U.S. District Judge Joel Pisano in Trenton, New Jersey, ruled Jan. 19 that the patents didn’t fulfill the requirement that they describe what the company claims to have invented. Cordis and Wyeth had contended that Abbott’s Xience and Medtronic’s Endeavor stents were using the inventions without permission.
The ruling was part of a long-running battle over inventions related to stents, tiny mesh tubes used to prop open heart arteries after they’re cleared of fat. The drug coating limits the growth of scar tissue that could re-clog the arteries. J&J pioneered the market only to lose ground to competitors, and last year said it would leave the global market altogether.
The two patents, issued in 1996, describe ways to use rapamycin or related medicines on the devices to treat the growth of scar tissue. New York-based Wyeth owns the patents and licenses them to J&J, which is based in New Brunswick, New Jersey.
Rapamycin, also known as sirolimus and sold by Wyeth (WYE) as Rapamune, is used to coat J&J’s Cypher stent. Wyeth and J&J claimed Abbott, based in Abbott Park, Illinois, and Minneapolis- based Medtronic were using related drugs.
The case also targeted the Promus stent, which uses everolimus to prevent tissue growth. Abbott licenses the Promus stent to Natick, Massachusetts-based Boston Scientific Corp.

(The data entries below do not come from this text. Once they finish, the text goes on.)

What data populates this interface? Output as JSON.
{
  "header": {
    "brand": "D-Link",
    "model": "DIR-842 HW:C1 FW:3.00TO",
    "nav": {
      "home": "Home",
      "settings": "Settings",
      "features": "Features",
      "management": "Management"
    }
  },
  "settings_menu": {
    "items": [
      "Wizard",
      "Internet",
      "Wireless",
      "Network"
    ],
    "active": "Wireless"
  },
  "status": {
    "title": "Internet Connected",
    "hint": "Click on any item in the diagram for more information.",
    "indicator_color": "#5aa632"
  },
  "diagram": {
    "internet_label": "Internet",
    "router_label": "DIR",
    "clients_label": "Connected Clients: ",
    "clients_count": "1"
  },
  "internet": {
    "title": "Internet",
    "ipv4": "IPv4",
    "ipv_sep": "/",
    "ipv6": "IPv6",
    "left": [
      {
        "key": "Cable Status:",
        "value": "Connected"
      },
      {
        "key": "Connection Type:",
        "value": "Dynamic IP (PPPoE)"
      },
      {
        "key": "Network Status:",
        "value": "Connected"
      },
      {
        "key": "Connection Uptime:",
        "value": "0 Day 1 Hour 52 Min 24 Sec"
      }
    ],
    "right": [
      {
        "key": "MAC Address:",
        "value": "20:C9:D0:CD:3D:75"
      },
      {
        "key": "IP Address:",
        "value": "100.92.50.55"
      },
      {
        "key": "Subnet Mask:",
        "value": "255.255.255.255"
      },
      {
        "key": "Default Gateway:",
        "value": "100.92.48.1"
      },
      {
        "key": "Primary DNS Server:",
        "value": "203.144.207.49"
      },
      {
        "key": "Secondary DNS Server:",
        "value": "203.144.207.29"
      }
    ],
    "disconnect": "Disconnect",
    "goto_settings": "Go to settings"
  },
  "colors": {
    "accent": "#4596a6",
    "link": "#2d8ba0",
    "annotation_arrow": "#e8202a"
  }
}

In 2010, Boston Scientific agreed to pay J&J $1.73 billion to end other patent lawsuits between the companies over stent technology.
Adelle Infante, a spokeswoman for Abbott, said in an e- mailed statement that the company is pleased with the ruling.
The cases are Wyeth v. Abbott Laboratories (ABT), 08-00230, and Wyeth v. Medtronic Inc., 08-01021, U.S. District Court for the District of New Jersey (Trenton).